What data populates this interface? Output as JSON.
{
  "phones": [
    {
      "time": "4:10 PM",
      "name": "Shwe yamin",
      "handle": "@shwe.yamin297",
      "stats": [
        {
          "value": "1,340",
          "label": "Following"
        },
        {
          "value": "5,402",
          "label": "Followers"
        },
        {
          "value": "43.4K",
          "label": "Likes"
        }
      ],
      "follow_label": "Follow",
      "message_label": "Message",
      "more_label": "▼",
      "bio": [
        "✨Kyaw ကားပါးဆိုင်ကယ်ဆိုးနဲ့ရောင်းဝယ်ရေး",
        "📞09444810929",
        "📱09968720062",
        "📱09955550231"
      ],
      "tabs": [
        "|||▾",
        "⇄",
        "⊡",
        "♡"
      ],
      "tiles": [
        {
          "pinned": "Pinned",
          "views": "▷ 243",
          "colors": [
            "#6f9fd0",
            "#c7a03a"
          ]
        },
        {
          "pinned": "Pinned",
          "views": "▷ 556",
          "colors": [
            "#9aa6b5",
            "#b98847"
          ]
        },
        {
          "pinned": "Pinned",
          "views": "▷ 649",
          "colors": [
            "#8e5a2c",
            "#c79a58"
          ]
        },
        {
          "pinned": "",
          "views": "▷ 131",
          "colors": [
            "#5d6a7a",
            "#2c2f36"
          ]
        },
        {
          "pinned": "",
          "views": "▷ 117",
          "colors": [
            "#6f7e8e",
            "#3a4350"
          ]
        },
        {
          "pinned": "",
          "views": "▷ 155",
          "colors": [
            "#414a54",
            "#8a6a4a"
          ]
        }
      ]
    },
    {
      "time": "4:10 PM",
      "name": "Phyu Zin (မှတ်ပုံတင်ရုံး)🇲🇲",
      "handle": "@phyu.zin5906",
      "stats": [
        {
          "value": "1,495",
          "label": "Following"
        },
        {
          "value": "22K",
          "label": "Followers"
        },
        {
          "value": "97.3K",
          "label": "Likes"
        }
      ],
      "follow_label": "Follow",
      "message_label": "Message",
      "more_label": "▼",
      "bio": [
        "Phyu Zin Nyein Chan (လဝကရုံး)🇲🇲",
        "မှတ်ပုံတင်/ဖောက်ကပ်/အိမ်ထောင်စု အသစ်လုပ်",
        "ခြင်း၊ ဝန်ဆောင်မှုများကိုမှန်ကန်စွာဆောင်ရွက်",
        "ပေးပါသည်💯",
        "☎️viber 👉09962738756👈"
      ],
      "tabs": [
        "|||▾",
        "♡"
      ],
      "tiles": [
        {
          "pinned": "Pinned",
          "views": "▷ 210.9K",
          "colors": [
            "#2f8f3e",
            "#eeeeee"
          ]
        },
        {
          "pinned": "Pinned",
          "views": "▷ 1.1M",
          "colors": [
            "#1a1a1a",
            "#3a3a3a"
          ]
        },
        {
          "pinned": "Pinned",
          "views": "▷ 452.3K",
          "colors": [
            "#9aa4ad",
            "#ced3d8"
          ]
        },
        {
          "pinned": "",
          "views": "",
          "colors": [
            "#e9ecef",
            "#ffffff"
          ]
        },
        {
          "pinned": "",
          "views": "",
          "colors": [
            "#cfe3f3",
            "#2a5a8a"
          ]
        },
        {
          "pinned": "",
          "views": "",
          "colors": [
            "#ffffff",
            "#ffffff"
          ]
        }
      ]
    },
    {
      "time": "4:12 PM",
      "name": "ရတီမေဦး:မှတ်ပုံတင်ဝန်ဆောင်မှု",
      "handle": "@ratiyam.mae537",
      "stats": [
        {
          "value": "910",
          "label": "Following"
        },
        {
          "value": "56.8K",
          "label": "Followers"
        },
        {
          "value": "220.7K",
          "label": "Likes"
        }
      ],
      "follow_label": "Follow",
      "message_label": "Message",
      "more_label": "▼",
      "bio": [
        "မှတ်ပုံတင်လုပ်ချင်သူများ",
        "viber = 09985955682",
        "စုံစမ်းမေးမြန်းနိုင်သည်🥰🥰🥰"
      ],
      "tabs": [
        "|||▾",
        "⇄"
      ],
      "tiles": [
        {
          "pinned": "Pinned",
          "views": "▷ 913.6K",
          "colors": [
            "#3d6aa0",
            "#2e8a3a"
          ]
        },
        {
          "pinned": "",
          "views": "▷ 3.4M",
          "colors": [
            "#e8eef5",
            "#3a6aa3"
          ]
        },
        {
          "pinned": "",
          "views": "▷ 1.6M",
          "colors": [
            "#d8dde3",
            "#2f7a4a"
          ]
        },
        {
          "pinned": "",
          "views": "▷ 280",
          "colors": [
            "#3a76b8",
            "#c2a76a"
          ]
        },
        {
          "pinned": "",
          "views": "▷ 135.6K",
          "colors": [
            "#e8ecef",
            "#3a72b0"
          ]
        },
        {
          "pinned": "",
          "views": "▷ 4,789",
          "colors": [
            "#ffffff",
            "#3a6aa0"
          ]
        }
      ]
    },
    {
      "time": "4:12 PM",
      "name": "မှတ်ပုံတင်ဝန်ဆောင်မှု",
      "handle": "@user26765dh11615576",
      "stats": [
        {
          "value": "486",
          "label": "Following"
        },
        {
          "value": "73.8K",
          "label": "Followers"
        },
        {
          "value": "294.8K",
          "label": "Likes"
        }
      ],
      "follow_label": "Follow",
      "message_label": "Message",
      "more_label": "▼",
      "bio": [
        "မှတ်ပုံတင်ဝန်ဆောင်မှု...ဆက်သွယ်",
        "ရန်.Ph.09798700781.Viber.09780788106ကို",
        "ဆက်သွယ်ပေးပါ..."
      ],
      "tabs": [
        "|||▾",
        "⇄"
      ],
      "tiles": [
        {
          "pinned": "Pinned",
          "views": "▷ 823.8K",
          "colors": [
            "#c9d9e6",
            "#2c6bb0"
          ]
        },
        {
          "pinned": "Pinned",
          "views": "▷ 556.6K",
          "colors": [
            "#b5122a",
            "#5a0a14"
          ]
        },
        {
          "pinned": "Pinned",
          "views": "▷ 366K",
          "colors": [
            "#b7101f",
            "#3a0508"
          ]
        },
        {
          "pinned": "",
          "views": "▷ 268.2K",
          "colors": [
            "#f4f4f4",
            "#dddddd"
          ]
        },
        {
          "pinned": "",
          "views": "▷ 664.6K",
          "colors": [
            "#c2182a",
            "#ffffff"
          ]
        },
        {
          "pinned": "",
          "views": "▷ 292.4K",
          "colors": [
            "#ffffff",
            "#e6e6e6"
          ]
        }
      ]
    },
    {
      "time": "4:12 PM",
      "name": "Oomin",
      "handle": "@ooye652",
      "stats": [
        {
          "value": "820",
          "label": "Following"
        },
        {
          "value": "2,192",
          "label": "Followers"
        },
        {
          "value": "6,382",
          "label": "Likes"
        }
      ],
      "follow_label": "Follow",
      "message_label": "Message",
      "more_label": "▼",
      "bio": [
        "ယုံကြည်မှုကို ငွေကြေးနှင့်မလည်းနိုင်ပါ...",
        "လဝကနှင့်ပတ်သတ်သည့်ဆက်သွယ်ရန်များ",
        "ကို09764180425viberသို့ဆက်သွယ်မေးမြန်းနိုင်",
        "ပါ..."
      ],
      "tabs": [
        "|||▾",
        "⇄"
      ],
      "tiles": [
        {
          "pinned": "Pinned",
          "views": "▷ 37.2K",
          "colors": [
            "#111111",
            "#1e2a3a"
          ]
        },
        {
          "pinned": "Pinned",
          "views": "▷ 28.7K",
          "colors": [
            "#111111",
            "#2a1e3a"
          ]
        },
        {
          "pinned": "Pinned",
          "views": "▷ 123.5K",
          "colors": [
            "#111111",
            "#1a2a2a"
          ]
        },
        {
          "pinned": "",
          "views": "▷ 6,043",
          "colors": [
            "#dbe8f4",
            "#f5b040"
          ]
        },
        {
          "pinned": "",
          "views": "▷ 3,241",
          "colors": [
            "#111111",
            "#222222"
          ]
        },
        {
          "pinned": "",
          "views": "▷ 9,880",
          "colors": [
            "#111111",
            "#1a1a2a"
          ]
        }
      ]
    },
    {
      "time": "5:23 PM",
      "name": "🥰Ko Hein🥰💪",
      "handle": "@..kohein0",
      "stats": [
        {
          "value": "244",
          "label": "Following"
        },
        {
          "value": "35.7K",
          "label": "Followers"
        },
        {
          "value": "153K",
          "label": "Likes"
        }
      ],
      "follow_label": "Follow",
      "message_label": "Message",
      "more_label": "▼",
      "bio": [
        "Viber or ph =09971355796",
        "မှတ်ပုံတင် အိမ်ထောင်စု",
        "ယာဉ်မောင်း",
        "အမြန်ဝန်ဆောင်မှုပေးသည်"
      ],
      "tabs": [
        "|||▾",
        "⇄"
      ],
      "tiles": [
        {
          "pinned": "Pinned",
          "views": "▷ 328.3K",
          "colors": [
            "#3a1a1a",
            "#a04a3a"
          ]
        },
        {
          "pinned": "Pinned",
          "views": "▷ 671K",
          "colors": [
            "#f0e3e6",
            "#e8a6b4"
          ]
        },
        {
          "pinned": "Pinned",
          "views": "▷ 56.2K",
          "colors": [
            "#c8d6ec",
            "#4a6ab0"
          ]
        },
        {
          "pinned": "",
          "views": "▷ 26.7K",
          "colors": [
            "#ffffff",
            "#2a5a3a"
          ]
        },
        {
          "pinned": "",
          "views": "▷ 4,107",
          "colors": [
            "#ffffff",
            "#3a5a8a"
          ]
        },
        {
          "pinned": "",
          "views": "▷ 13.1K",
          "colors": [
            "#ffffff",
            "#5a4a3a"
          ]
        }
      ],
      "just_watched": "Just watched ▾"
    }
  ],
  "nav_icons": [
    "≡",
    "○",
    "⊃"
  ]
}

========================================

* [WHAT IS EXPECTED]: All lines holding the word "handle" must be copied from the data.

* [FINISHED EXERCISE]:
      "handle": "@shwe.yamin297",
      "handle": "@phyu.zin5906",
      "handle": "@ratiyam.mae537",
      "handle": "@user26765dh11615576",
      "handle": "@ooye652",
      "handle": "@..kohein0",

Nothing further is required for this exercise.